The decade-long success story of Trophy is one of many Israeli technologies that are now getting wider international recognition from the most advanced western militaries and North Atlantic Treaty Organization countries. For many years Israel pioneered some niche innovations, such as surveillance drones in the 1980s, and Israel has excelled at targeting, artificial intelligence, electro-optics and other innovations. However, the delivery of two Iron Dome batteries to the United States in the 2020 and early 2021, as well as the Trophy sale, shows how Israel’s defense technology is reaching new heights. The Elta radars are also part of this story. Israel has been quietly assembling the most sophisticated air defense systems and some of the best sensors available in the world. This was made possible by Israel needing to meet unique challenges, from confronting Iranian ballistic missiles to dealing with terror insurgencies.
In recent years, especially since the Gulf War in 1990 and then the 2006 war in Lebanon, Israel transformed its army. It seeks now to totally dominate the battlefield using technology, rather than bludgeon enemies or face off against them in tit-for-tat battles. Iron Dome made Israel secure against rocket threats, while Trophy makes it so tanks don’t have to fear threats as in the past. This is a long learning curve and the battle is always to make the technology one step ahead of enemy innovations.
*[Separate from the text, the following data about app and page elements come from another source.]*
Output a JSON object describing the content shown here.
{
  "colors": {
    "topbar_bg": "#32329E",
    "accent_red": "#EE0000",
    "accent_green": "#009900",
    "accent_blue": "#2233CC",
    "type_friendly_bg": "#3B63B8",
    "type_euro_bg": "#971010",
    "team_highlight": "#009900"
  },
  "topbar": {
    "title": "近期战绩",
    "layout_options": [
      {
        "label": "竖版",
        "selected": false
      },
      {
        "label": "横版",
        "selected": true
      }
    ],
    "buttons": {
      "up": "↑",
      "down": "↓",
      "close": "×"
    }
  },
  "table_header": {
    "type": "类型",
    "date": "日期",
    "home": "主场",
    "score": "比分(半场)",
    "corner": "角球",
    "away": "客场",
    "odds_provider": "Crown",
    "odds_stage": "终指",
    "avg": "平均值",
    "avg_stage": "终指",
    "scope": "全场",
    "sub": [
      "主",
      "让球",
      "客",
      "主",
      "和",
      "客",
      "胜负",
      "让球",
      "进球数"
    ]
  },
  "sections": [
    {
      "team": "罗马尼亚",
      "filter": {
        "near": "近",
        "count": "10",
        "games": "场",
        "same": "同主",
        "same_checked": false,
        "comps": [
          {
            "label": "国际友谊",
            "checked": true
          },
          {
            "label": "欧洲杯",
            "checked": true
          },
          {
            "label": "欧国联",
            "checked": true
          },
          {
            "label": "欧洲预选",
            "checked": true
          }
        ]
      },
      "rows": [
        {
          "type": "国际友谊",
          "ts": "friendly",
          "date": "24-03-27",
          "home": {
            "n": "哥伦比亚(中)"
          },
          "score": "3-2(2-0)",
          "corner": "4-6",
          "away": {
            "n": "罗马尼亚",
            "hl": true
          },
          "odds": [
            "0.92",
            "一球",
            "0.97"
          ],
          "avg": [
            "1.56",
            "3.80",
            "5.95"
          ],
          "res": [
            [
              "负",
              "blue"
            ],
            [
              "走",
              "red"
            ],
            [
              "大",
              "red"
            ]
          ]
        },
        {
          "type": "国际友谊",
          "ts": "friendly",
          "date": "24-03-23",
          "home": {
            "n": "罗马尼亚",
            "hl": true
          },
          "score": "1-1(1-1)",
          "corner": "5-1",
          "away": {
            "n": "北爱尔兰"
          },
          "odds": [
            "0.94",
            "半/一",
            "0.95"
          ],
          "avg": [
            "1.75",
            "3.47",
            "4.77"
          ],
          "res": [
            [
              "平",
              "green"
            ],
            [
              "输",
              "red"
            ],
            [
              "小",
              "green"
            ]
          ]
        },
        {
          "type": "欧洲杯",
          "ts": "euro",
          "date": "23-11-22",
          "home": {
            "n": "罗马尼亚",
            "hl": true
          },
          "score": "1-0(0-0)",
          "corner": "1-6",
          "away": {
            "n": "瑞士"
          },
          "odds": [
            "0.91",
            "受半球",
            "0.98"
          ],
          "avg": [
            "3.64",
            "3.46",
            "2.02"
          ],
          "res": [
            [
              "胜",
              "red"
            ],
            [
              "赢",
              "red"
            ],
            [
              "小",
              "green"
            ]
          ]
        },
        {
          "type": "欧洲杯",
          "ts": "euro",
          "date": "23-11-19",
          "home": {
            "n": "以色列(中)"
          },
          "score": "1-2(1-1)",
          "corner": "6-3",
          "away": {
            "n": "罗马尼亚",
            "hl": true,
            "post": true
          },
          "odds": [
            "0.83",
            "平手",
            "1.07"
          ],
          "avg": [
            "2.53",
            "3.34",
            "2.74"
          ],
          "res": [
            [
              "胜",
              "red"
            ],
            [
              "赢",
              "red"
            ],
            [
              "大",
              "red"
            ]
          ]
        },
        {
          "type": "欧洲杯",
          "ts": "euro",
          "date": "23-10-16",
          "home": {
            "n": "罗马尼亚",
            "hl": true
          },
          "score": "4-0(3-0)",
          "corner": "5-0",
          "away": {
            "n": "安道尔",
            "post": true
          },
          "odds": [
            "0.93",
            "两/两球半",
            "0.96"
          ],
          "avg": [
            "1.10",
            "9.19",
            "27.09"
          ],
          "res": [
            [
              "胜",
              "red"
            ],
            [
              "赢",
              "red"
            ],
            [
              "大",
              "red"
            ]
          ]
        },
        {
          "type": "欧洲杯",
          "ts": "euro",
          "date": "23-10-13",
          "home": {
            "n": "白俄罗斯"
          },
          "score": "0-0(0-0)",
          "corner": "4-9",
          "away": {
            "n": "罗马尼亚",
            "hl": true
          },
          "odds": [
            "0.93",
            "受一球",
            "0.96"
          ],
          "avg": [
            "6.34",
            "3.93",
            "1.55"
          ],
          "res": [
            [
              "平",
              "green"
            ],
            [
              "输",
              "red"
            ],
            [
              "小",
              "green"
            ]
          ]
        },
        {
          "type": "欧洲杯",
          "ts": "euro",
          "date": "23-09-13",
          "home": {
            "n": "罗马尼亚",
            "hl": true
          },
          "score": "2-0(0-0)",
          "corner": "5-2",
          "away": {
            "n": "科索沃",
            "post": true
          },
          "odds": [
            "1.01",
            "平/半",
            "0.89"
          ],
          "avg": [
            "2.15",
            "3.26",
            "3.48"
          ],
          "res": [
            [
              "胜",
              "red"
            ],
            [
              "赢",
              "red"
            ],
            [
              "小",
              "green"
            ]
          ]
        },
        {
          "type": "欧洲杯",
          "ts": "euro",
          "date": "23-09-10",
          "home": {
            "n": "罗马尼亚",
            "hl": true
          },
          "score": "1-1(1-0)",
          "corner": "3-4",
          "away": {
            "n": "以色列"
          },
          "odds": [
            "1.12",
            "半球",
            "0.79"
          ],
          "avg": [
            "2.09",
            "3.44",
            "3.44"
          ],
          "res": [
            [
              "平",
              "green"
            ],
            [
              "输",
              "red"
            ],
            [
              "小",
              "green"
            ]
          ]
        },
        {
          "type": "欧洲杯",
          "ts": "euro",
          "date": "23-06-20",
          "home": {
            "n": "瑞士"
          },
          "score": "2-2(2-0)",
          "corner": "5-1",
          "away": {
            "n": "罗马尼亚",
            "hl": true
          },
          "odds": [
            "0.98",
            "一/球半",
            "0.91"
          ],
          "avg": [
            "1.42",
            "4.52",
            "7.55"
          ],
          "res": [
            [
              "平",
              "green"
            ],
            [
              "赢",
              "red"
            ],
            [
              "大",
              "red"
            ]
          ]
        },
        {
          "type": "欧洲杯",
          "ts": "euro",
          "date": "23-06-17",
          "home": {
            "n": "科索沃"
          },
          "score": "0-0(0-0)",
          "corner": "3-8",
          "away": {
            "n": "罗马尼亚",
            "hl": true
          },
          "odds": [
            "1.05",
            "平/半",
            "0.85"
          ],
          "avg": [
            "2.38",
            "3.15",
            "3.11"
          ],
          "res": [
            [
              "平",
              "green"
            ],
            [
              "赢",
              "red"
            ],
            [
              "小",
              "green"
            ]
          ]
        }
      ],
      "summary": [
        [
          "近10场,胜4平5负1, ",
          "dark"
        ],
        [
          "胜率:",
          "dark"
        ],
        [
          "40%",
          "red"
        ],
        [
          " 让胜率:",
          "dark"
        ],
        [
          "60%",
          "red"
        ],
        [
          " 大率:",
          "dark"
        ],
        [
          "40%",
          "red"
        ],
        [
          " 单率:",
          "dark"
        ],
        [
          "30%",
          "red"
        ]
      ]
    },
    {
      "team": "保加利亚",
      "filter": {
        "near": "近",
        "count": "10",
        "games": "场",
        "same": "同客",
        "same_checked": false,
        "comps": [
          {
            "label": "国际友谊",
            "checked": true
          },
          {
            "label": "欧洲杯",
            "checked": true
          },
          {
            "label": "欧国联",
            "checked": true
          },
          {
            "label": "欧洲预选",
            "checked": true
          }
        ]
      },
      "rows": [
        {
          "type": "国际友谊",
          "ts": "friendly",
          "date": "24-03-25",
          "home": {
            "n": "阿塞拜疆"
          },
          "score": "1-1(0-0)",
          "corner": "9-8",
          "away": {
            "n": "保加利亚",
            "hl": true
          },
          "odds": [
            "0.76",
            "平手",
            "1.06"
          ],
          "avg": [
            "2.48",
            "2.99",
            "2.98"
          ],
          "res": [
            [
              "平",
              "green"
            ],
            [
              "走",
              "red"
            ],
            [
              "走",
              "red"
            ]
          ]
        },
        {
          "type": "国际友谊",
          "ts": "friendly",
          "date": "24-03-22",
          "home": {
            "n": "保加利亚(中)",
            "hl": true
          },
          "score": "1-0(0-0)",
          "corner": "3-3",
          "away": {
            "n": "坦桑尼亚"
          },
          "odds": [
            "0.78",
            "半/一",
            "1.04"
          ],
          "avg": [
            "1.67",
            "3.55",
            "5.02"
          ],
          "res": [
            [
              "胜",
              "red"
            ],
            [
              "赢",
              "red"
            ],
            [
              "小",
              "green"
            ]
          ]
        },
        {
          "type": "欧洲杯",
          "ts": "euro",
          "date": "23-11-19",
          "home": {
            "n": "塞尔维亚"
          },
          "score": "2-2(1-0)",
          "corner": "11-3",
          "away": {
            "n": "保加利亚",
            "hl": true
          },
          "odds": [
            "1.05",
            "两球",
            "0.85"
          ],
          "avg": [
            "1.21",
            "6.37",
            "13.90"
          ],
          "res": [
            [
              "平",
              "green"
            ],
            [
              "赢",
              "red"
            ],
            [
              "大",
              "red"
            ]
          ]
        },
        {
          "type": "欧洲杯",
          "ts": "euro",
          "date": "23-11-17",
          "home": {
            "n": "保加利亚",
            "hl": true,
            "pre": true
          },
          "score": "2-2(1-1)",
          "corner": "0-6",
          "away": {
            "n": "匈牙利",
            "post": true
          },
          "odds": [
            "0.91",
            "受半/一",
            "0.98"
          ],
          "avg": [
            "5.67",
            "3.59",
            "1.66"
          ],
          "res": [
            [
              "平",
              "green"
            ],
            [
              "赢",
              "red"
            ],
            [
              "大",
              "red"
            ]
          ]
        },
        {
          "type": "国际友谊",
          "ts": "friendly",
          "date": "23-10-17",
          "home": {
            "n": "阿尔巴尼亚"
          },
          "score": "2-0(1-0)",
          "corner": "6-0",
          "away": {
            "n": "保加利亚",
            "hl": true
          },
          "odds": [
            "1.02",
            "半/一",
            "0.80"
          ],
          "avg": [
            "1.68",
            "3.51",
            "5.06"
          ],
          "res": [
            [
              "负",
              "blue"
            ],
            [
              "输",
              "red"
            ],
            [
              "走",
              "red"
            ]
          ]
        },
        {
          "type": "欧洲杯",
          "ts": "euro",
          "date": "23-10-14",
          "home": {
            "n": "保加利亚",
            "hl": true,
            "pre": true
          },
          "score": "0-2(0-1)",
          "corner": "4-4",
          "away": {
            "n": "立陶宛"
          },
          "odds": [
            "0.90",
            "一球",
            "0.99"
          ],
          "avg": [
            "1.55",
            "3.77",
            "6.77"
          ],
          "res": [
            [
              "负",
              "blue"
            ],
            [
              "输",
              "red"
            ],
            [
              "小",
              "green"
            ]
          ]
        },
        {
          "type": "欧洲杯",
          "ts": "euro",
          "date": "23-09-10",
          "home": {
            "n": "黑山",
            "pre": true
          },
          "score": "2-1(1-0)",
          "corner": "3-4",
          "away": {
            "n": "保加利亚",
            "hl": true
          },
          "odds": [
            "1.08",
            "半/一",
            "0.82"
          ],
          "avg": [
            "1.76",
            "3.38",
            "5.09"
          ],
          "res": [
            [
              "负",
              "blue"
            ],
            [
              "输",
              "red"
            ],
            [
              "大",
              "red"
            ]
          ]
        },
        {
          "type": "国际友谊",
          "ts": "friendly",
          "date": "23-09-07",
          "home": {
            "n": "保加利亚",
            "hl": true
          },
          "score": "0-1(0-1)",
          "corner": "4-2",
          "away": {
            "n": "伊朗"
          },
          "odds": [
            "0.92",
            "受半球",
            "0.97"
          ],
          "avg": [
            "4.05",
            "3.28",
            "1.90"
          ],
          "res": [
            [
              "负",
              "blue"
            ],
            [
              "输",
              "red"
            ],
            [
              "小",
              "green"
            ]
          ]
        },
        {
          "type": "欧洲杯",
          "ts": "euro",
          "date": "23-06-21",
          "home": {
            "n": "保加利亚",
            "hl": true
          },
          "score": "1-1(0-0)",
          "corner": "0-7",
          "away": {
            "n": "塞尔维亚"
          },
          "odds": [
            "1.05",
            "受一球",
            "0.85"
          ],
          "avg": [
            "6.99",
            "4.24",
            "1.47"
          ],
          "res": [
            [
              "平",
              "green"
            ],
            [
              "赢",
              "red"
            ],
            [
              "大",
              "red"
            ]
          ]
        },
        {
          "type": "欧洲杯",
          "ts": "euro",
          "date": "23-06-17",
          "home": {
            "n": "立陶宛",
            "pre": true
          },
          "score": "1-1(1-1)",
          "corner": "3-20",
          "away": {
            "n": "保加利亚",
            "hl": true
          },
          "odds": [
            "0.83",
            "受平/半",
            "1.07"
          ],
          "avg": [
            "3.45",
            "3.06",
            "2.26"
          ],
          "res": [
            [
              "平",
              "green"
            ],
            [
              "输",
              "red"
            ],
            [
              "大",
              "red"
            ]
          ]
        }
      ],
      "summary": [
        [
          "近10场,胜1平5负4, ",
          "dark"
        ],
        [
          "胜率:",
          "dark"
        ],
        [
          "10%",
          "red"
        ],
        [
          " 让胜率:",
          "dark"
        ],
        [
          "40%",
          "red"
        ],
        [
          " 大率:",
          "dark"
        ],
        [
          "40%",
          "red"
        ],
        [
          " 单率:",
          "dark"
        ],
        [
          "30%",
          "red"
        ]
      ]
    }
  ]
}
For instance, stopping rockets is one thing, but stopping drones and maneuvering precision guided munitions is an additional capability. Detecting drone threats is also important, as Saudi Arabia learned in 2019 when its Abqaiq facility was attacked. Tanks need to be protected against missiles, but the recent Azerbaijan-Armenia war also reveals they need protection against drones and other threats. With countries like Turkey, China, Iran and Russia all moving forward with new technologies, from kamikaze drones in Iran, to new drones in Turkey, and missile systems in China, the battle for the defense systems of the future is always being waged in defense company factories and defense ministries around the world.
Seth J. Frantzman is a Jerusalem-based journalist who holds a Ph.D. from the Hebrew University of Jerusalem. He is the executive director of the Middle East Center for Reporting and Analysis and a writing fellow at Middle East Forum. He is the author of After ISIS: America, Iran and the Struggle for the Middle East (Gefen Publishing) and Drone Wars: Pioneers, Killing Machines, Artificial Intelligence, and the Battle for the Future (Forthcoming, Bombardier Books). Follow him on Twitter at @sfrantzman.